About six miles in, nature played a cruel joke. Just when I thought we’d be starting to see signs of a welcome center, we came across a sign. A detour sign.
This detour took us away from the beautiful lake and tree-covered trail. Now, we were hiking up along the mountains. It was rocky. It was hot. It was dusty. It was long, long, long, and it felt like I was stuck in some never-ending circle of Dante’s Inferno.
In the morning a man walks with his whole body; in the evening, only with his legs. ~Ralph Waldo Emerson
We walked a couple more miles. Still no visitor’s center. Finally, we reached a map. And it looked like — wait for it — we were on THE OPPOSITE SIDE OF THE LAKE FROM WHERE WE PARKED.
At this point, I did something I rarely do. I totally lost it, right out there on the nature trail.
“I CAN’T STAND IT!” I screamed. “WE’RE NEVER GOING TO GET BACK TO THE WELCOME CENTER! WE HAVE ALREADY HIKED LIKE NINE MILES AND MY BACK HURTS AND I’M HOT AND THIS IS NOT FUN AND ORIGINALLY THIS WAS SUPPOSED TO ONLY BE TWO OR THREE MILES AND I’M SICK OF IT!”
Wow. That was unusual. For me. My husband, annoyed, yelled out my name twice, followed by “Calm down!” My older two girls looked at each other with raised eyes and kept walking. My youngest came up, linked arms with me, and we … kept walking. There was really nothing else to do.

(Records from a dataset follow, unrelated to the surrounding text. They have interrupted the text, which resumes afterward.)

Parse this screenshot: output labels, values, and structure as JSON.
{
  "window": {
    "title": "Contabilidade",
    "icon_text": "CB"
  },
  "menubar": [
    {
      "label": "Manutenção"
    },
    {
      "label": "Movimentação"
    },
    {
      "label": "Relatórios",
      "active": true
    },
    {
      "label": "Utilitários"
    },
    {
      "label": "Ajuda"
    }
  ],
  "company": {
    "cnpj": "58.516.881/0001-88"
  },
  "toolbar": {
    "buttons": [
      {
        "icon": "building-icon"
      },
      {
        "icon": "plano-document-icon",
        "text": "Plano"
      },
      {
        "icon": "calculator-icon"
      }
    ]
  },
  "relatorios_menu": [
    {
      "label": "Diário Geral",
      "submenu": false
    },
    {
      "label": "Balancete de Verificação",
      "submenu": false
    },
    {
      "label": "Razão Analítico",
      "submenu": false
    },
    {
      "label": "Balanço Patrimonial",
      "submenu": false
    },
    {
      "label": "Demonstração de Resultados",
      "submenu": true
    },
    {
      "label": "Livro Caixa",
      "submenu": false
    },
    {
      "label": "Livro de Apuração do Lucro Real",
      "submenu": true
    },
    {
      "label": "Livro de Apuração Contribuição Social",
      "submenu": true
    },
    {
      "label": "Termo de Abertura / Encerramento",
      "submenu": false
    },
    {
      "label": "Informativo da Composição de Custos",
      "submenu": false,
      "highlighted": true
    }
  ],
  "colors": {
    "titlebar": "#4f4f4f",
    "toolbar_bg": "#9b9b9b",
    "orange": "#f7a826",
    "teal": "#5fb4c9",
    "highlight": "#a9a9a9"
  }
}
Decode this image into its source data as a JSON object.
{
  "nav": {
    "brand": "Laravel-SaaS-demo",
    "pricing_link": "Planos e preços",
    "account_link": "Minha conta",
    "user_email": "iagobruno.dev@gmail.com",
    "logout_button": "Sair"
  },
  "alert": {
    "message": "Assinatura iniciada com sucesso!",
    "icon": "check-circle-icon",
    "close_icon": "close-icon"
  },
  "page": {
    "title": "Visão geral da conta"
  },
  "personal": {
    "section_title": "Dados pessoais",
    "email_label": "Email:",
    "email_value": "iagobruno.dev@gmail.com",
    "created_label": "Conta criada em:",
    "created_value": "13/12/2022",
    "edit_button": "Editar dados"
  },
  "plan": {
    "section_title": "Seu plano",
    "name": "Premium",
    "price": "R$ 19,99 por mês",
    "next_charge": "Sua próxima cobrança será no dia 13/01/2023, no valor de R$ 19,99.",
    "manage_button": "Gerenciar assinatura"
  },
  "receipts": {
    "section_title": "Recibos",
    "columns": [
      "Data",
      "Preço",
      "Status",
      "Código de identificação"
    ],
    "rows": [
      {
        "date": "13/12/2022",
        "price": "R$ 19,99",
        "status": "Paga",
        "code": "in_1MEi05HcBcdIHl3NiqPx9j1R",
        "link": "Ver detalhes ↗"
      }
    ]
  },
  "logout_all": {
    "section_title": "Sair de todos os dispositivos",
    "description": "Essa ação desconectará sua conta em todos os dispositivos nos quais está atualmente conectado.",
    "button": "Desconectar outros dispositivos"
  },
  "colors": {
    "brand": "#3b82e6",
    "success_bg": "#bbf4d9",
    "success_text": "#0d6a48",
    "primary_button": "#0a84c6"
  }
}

Finally, at some point in the day, we got back to our starting place. It had been a memorable day — that’s for sure.
He who limps is still walking. ~Stanislaw J. Lec